A bit of shameless promotion:

On Thursday, March 24th, I’ll be participating in a roundtable web event titled “Transcoding Methodology 101” hosted by Streaming Media. Joining me will be Kevin Louden (Telestream), Charlie Good (Wowza) and Jon Robbins (Rhozet). The live event is scheduled to start at 11 am Pacific Time.

You can register for the web event here:


Microsoft’s annual web developer/designer conference MIX is taking place the same week as the annual NAB show this year – also in Las Vegas. MIX 2011 is taking place April 12-14 at the Mandalay Bay hotel, while NAB 2011 is happening April 11-14 at the Las Vegas Convention Center. Microsoft’s media platform will be represented at both events, and I will be present at both too.

Here is the current list of MIX sessions:

I will be presenting a session titled “Introducing Microsoft Media Platform” in which I will give an overview of Microsoft’s media technologies and frameworks and recent releases.

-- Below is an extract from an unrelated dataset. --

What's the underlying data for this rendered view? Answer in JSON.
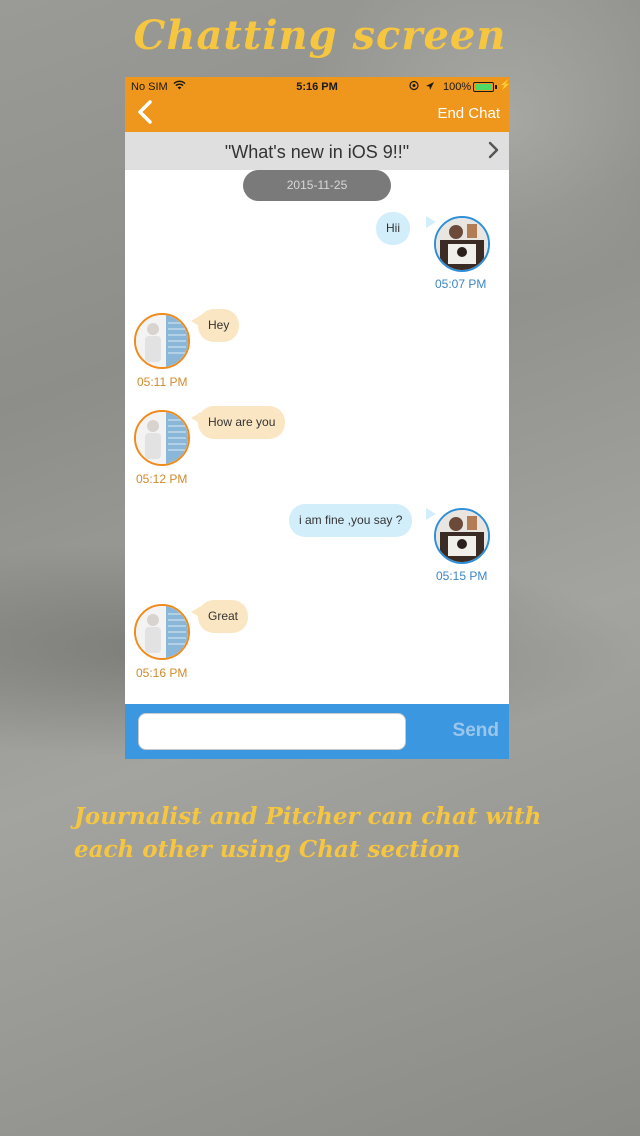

Other noteworthy media related sessions will be:

“Introducing MMP Content Manager” by Steven R. Woodward (Microsoft)
“MMP Video Editor” by Jason Suess (Microsoft)
“MMP Player Framework: Past, Present, Future” by Tim Greenfield (Vertigo Software)
“Introducing MMP Audience Insight” by Eric Schmidt (Microsoft)
“Behind the Scenes of Channel 9 Live at MIX” by Nic Fillingham (Microsoft)
“5 Things You Need To Know To Start Using <video> and <audio> Today” by Nigel Parker (Microsoft)

It’s not too late to register for MIX 2011! Visit and register today!

Posted in Expression Encoder, Internet Information Services, Silverlight, Smooth Streaming | Tagged , , , , | 2 Comments